The author of the article I received on this subject, however, is definitely antagonistic to this practice, and he goes to great lengths to "prove" from Scripture that it should not be used. He begins by spiritualizing the perverse sexual relationship Paul condemns in I Corinthians 5, saying that the Bible is a "coded book," and when we decode this section, the apostle is really writing about getting involved in politics!
The author continues through several other points, pulling various verses out of context to support his plainly emotionally motivated assault on this doctrine. Peter warns us to treat Paul's epistles carefully, ". . . in which are some things hard to understand, which those who are untaught and unstable twist to their own destruction, as they do the rest of the Scriptures" (II Peter 3:16).
The author does this with I Corinthians 5:11: "But now I have written to you not to keep company with anyone named a brother, who is a fornicator, or covetous, or an idolater, or a reviler, or a drunkard, or an extortioner—not even to eat with such a person." The apostle's meaning here is clear, but within a paragraph or two, the author of the article concludes that Paul is saying that the church has no authority to disfellowship one of its own! However, in verse 13, Paul quotes Deuteronomy 17:17 to back up his decision: "Therefore 'put away from yourselves that wicked person.'" And this is a section of Paul's writing that is not "hard to understand"!
This should sound a warning to those of us who study the Bible. There are proper ways to determine what it teaches, and there are downright improper and dishonest ways. We see several of the latter in this example:
» First, our attitude must be that of a seeker of truth, not one of trying to prove a point.
» Second, the context of a verse is vital to its meaning, and cutting it from that context and pasting it into another abuses the teaching.
» Third, spiritualizing a scripture at the expense of its plain meaning over-complicates matters and increases the possibility of error.
» Fourth, no one scripture will hold all the truth about a doctrine; one must gather all the biblical material on a subject to determine God's teaching.
» Fifth, understanding the Greek or Hebrew meanings of words is fine, but no word's definition is enough to formulate a doctrine.
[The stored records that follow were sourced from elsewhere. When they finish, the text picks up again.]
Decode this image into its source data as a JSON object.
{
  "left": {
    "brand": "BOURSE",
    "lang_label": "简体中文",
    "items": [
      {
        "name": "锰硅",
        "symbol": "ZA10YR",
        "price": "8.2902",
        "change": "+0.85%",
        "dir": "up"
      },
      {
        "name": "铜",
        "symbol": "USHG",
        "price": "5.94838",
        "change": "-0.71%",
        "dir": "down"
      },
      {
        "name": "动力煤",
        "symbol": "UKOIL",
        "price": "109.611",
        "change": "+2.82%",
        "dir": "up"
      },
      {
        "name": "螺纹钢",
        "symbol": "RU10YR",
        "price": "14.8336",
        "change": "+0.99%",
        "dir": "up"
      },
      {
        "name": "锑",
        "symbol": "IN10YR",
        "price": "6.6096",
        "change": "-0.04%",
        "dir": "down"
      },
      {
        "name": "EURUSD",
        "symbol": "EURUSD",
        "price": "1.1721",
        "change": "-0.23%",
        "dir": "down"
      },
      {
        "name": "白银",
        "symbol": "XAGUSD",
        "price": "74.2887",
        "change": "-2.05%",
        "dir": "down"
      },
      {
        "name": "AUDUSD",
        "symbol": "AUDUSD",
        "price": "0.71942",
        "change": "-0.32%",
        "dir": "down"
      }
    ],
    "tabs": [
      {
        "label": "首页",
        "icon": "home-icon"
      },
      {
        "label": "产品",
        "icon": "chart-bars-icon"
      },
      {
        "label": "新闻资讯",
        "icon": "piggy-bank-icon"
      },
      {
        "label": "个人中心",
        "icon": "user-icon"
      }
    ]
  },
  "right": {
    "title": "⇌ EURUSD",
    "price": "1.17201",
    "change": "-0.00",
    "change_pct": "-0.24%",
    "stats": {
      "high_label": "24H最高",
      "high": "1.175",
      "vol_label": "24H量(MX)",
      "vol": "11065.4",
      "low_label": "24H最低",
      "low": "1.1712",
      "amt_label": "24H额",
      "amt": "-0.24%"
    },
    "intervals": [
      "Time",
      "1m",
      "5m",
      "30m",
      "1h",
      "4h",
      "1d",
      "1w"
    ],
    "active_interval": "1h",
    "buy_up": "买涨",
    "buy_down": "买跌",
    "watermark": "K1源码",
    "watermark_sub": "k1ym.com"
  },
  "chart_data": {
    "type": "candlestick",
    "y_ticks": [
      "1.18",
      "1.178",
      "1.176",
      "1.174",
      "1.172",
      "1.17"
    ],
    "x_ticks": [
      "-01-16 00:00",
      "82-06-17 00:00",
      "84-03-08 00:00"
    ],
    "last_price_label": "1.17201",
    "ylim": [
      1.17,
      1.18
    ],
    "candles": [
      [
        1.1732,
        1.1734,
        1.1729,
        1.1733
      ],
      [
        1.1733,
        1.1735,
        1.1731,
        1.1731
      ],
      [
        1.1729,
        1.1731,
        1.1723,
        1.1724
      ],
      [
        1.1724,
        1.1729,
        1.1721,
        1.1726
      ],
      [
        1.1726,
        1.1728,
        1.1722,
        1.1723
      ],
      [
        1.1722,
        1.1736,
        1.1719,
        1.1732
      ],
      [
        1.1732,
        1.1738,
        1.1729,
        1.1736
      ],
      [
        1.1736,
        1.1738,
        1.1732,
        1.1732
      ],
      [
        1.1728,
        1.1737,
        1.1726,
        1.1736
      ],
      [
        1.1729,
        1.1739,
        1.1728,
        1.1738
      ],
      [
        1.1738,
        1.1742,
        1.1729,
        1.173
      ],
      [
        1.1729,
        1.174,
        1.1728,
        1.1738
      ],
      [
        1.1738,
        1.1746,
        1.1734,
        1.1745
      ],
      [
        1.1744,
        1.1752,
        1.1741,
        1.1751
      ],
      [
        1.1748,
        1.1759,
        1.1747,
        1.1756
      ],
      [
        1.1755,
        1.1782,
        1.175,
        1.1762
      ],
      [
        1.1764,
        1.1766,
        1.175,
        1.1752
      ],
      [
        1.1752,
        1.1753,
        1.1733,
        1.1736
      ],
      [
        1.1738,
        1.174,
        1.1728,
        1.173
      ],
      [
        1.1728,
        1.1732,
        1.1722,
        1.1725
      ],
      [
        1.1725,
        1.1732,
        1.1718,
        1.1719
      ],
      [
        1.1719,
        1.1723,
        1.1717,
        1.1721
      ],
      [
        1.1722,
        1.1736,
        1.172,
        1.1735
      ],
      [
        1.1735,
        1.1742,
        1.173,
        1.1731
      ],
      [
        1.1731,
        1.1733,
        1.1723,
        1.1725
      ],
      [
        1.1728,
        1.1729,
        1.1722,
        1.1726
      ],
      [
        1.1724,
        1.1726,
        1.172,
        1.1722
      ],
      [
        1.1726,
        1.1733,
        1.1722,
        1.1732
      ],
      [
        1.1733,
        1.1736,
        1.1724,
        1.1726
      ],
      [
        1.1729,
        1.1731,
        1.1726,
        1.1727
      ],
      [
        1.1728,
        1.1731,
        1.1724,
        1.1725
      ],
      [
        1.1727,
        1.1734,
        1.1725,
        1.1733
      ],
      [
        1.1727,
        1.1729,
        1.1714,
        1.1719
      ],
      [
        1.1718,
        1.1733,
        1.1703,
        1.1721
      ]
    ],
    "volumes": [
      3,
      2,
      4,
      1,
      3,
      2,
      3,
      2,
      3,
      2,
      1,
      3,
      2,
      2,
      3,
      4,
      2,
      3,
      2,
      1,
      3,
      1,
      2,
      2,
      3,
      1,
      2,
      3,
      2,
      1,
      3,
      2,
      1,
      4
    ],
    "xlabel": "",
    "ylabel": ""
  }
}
These are just a few of the principles of Bible Study we should follow in coming to understand the way of life God has called us to. We have a lifetime of study, contemplation, and prayer to learn and grow in it. We might as well do it correctly!